This syllabus is subject to change. The latest version on this website is the binding syllabus.
Spring 2012
Office: Bartlett 259
Office Hours: Wed and by appointment.
545-6598 | sharris at


This course introduces palaeography, codicology, libraries, and the book trade from Late Antiquity to the Early Modern period. We meet Wednesdays, 4:40pm - 7:10pm in Bartlett 203 (unless otherwise noted).


We will be using:

  1. CLEMENS, R. and T. GRAHAM. Introduction to Manuscript Studies. Cornell UP, 2008. $40
  2. BISCHOFF, B. Manuscripts and Libraries in the Age of Charlemagne.
  3. DE HAMEL, Christopher. A History of Illuminated Manuscripts. Phaidon, 1997. $23 - $35

All are available at Amherst Book in Amherst (8 Main St).

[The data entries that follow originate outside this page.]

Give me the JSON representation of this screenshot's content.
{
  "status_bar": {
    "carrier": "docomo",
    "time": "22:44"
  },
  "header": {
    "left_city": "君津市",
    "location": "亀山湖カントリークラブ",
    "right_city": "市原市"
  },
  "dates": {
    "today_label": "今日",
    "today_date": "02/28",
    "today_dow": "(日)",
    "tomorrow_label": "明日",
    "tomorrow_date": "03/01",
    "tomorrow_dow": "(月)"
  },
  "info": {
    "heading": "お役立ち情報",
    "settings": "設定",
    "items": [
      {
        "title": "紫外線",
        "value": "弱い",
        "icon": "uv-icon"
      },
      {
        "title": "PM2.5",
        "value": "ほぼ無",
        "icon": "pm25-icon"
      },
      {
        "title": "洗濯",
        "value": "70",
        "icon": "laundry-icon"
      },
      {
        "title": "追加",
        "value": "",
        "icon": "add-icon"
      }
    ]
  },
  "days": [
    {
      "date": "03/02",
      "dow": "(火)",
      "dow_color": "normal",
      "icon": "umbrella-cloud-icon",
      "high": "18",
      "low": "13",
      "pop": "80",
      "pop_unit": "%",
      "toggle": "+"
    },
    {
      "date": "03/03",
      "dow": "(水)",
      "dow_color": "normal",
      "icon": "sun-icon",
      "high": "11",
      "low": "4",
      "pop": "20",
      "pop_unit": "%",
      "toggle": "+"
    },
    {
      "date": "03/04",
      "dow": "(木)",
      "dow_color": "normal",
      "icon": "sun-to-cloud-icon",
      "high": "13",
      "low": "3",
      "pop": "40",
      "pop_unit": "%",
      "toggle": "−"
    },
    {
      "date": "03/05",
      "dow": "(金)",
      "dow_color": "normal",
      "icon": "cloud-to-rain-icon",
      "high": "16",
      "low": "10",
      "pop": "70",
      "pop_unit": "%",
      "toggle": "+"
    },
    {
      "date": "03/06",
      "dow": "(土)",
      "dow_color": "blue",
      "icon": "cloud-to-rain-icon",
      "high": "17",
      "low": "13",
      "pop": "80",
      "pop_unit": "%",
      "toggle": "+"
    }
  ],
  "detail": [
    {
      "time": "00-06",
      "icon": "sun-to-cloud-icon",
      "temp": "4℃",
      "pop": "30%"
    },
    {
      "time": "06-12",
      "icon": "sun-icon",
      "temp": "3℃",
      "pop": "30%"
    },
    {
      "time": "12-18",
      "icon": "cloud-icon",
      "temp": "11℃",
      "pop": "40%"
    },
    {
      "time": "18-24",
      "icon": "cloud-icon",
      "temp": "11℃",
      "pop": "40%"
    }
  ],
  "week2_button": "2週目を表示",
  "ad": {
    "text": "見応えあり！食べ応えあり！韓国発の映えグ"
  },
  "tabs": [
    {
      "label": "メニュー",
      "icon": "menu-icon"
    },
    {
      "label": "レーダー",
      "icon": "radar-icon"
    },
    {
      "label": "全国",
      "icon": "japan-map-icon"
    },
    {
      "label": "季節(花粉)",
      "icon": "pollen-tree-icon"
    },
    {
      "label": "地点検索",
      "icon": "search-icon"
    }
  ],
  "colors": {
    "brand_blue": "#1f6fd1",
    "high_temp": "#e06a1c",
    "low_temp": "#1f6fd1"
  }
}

Recommended readings will be on reserve at Du Bois, handed out, or available electronically. Manuals and guides will be on reservation at Amherst's Frost Library in the Archives & Special Collections.

To Download:

Studies on Reserve:

  • SHARPE, Richard. Titulus: Identifying Medieval Manuscripts.
  • LAPIDGE, Michael. The Anglo-Saxon Library. Oxford UP, 1994.
  • HINDMAN, S. Printing the Written Word.
  • IRVINE, M. Grammatica.
  • RICHÉ, P. Education and Culture.
  • for more, see Course Resources.

Course Links:



The general objectives of this course are to have you engage knowledgeably with manuscripts and library collections; to encourage a working knowledge of Latin and Insular palaeography and codicology; and to discuss the relationship between the material culture of the book and literature.


You will each be working on a particular manuscript or incunabula at Amherst (especially recommended), Smith, Mount Holyoke, or the Renaissance Center (you may also work at Dartmouth, Yale, Harvard, Brown, UConn, or with any nearby collection, if you require it). The work entails producing a 1) detailed catalogue description with a partial diplomatic text and a stemma of text versions, 2) an annotated bibliography, 3) a short presentation on your codex, and 4) a final report which contextualizes your codex in the larger cultural world in which it was produced. You will also be asked to give periodic updates of your progress.

Amherst College Archives & Special Collections has made a generous and concerted effort to allow us to access their collection.


The breakdown of your class grade is as follows:

  1. catalogue description 35%
  2. bibliography 20%
  3. presentation 10%
  4. Nachleben or Cultural Context 35%


I encourage you to meet with me at least once during the semester. Please let me know beforehand if you want to meet during my office hours. Otherwise, please make an appointment to meet with me at a time convenient to you and I will try to oblige. I would also like to meet with you in the presence of your project codex. That will be arranged during class.


NOTE 1: Please make and keep a copy of all your assignments. That copy may be a disc copy. You do not want to risk your work to the caprices of an indifferent fate. Also, in case any difficulties arise with respect to misplaced assignments or with respect to discrepancies between your records and my own, I will accept the evidence of your computer system's dating function. For your own peace of mind, I suggest that you lock any document on the day it is due. That will prevent your computer's operating system from associating your document with a later date.

NOTE 2: The course schedule is subject to change. It is not to be construed as a substitute for your attendance or as a catalogue of all the information for which you are responsible. All changes will be announced with a reasonable lead time. This syllabus constitutes a binding contract. If you do not agree with any of the provisions set herein or if you foresee disagreeing with any of the provisions which may reasonably be added during the course of the term, then you are free to drop this class within the time allotted by the university.

NOTE 3:All material pertaining to this course is copyrighted material and is subject to international and US laws of copyright.